Well I haven’t done a lot of lantern reviews, but I have owned more than my fair share. Having a kid meant that a lantern was part of our “don’t wake up the baby” ritual. It was one of those things that just helped out here and there. But the ones we owned were absolute garbage. Just utter and complete trash. I had assumed, wrongly, that there was no such thing as a “good” LED lantern. Then I found the R-PAL.
Simply put, if you are looking for an area light, nothing else is worth even considering. It runs on a single 18650, it has a robust and lightweight design, and it has a ton of touches that tell you this is what lanterns could and should be like. We often get locked into this “flashlight only mentality” but the reality is, in a power outage a lantern is more useful. The R-PAL is just amazing. There are NO other considerations here. This is it.

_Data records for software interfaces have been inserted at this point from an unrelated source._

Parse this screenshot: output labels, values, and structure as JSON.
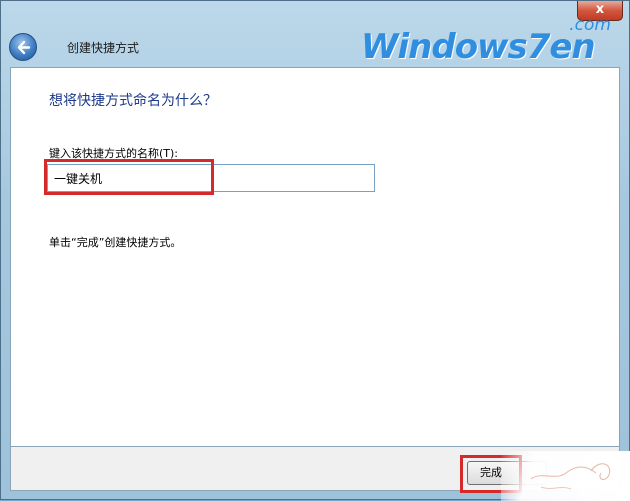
{
  "window": {
    "title": "创建快捷方式",
    "close_label": "x"
  },
  "watermark": {
    "main": "Windows7en",
    "suffix": ".com"
  },
  "content": {
    "heading": "想将快捷方式命名为什么？",
    "field_label": "键入该快捷方式的名称(T):",
    "input_value": "一键关机",
    "instruction": "单击“完成”创建快捷方式。"
  },
  "footer": {
    "finish_label": "完成"
  },
  "colors": {
    "highlight": "#d42a2a",
    "heading_text": "#1e3a8a"
  }
}
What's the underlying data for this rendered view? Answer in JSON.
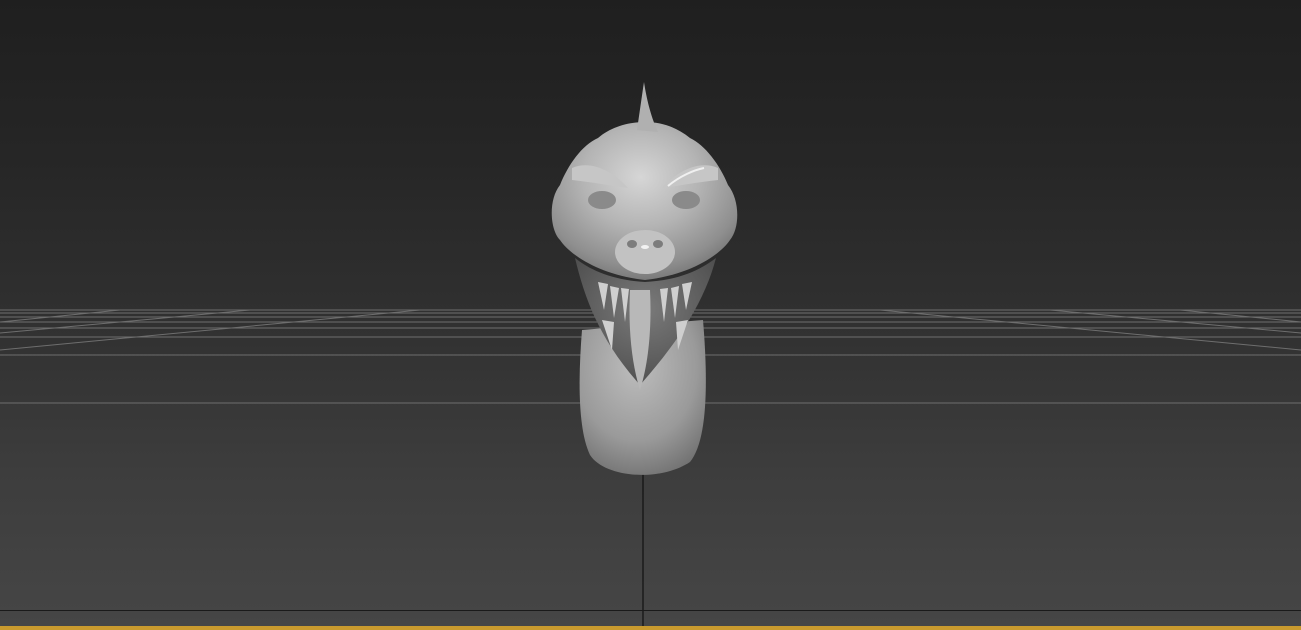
{
  "viewport": {
    "view": "perspective",
    "shading": "default-shading",
    "model": "creature-head-sculpt",
    "grid_visible": true
  },
  "colors": {
    "background_top": "#1f1f1f",
    "background_bottom": "#464646",
    "grid_line": "#6e6e6e",
    "model_surface": "#a9a9a9",
    "active_viewport_border": "#c99a2e",
    "pivot_axis": "#111111"
  }
}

Okay, I am not a headlamp guy. Not at all. And I know they are a rabbit hole unto themselves with complex ultra robust designs for cavers and the like. I know zero about those things. But for regular folks, there are a few choices that are pretty good. If you need a headlamp for caving, these won’t work (they will, but you have better options and more serious needs). If you need a headlamp for stuff around the house and power outages, these will do well. My first choice would be the 47s Atom.

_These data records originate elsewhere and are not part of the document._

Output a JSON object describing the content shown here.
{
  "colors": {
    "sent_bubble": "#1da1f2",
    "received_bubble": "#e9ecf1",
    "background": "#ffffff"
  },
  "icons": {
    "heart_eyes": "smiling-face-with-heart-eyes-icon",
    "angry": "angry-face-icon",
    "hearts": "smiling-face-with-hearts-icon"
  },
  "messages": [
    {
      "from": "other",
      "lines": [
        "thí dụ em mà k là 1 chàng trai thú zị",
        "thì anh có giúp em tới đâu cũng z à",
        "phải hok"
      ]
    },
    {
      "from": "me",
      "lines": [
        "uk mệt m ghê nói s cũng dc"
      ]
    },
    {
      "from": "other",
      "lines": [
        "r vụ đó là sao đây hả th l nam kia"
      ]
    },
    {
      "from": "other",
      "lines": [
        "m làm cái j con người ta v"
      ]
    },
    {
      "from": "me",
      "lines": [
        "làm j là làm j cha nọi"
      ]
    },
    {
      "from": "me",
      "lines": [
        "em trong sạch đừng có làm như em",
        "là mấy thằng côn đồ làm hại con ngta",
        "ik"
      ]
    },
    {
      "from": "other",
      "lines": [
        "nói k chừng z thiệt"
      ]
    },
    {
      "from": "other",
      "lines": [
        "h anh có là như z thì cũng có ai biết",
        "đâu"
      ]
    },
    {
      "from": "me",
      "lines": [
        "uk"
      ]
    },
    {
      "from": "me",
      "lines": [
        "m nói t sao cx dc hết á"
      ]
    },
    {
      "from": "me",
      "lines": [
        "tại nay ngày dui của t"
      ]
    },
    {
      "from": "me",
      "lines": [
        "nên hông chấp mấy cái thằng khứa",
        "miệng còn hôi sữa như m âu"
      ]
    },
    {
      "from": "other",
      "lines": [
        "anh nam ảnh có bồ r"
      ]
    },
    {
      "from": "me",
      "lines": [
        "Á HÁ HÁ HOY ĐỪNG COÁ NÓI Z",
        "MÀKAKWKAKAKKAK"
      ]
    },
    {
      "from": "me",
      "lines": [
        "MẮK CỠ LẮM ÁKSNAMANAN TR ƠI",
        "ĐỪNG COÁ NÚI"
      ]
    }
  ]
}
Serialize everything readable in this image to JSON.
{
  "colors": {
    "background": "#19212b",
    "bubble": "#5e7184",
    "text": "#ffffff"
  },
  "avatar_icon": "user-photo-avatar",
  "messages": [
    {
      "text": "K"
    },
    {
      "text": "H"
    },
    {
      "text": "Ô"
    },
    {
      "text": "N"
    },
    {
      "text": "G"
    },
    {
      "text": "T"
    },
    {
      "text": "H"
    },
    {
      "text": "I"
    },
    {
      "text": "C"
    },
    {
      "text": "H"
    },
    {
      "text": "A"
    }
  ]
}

The Atom can be purchased with a head strap and a clever rotating plastic receiver that converts this tiny light into a true headlamp. The receiver has a few inserts to make it compatible with a range of 47s lights. It is a brilliant accessory, and the Atom works best with it thanks to its all-flood, no throw reflector-less head. Zebralight makes a few headlamps that can do double duty, but these are closer to the “pure” headlamp that I am just not certain regular folks can justify spending money on. If you aren’t a regular headlamp user but want one just in case, check out the Atom.